Tribeca Barber School is located on 113 Chambers Street in Downtown Manhattan, New York City. It is one of many schools in the area run by the American Barber Institute, where aspiring barbers embark on a 7-week course learn to cut hair and prepare for the licensing exam to become real, official barbers. One of the students, Steve, is a Bukharan Jew from Uzbekistan, part of a sizable Bukharan immigrant community in New York known for producing many barbers. Marshall, the school’s teacher, is an established barber from Brooklyn who has worked in top shots around the city as well as done high-priced private appointment work. He teaches at the shop as a way of leaving his legacy on the barbering world.

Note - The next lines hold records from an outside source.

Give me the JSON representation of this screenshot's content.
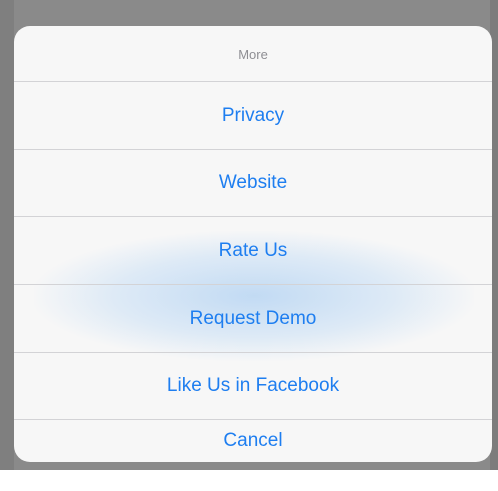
{
  "sheet": {
    "title": "More",
    "items": [
      {
        "label": "Privacy"
      },
      {
        "label": "Website"
      },
      {
        "label": "Rate Us"
      },
      {
        "label": "Request Demo"
      },
      {
        "label": "Like Us in Facebook"
      }
    ],
    "cancel_label": "Cancel"
  },
  "colors": {
    "action_text": "#1e7ef0",
    "header_text": "#8e8e93",
    "sheet_background": "#f7f7f7",
    "divider": "#d3d3d6",
    "backdrop": "#8a8a8a"
  }
}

Steve [interview]: “Well I have my cousin, Yussi. He has a barber shop 10 blocks away from here. Umm, I have two cousins, Gary and Boris––Lexington? Around there. Another cousin, Roman, in Long Island, exit 46. I have another friend, a close friend of mine, he owns a barbershop in Williamsburg. If you guys go there, just put in a word, Steve. And hopefully I could get one over here, for the right price––rent, you know. Anything else, guys?”
Owner [to Steve]: [inaudible]
Steve [to customer]: “She always tries to, you know, give me that positive attitude. But–“
Customer [to Steve]: “That’s good.”
Steve [to customer]: “You know, I’m a man. We don’t want to depend on a woman. My wife wants to get a car. Right now, we’re leasing, I have my own car, but it’s not that great. That’s another expense. That’s another three hundred, four hundred dollars a month.”
Customer [to Steve]: “Yep.”
Steve [to customer]: “Hopefully I could get to learn as fast as I can